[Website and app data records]
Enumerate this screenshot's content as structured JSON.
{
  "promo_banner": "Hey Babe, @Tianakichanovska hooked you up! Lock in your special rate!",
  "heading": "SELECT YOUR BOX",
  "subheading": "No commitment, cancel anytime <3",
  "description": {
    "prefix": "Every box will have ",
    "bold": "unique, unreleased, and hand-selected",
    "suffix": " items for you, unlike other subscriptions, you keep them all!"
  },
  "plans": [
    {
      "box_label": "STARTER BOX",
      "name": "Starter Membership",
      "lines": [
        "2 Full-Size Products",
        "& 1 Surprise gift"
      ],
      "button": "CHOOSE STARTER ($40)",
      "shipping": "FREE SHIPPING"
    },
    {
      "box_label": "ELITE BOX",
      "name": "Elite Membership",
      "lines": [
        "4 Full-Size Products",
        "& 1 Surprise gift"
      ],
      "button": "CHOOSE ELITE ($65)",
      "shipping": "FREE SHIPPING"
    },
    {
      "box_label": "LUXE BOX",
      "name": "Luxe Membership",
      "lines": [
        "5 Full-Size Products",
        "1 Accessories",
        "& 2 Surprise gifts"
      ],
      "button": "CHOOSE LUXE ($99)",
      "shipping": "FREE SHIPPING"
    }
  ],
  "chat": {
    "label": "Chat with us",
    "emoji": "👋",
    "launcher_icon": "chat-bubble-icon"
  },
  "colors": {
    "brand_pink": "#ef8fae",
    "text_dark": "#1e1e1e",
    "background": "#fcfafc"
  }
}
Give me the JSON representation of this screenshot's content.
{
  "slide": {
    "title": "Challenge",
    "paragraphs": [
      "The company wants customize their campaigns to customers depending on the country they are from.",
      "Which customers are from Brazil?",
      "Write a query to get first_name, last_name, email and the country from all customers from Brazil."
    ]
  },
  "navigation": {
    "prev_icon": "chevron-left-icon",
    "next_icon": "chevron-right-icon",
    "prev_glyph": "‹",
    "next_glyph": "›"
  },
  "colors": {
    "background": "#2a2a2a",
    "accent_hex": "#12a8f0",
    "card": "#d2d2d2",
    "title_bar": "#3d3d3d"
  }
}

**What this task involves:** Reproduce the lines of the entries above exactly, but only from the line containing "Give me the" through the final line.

**Result of this task:**
Give me the JSON representation of this screenshot's content.
{
  "slide": {
    "title": "Challenge",
    "paragraphs": [
      "The company wants customize their campaigns to customers depending on the country they are from.",
      "Which customers are from Brazil?",
      "Write a query to get first_name, last_name, email and the country from all customers from Brazil."
    ]
  },
  "navigation": {
    "prev_icon": "chevron-left-icon",
    "next_icon": "chevron-right-icon",
    "prev_glyph": "‹",
    "next_glyph": "›"
  },
  "colors": {
    "background": "#2a2a2a",
    "accent_hex": "#12a8f0",
    "card": "#d2d2d2",
    "title_bar": "#3d3d3d"
  }
}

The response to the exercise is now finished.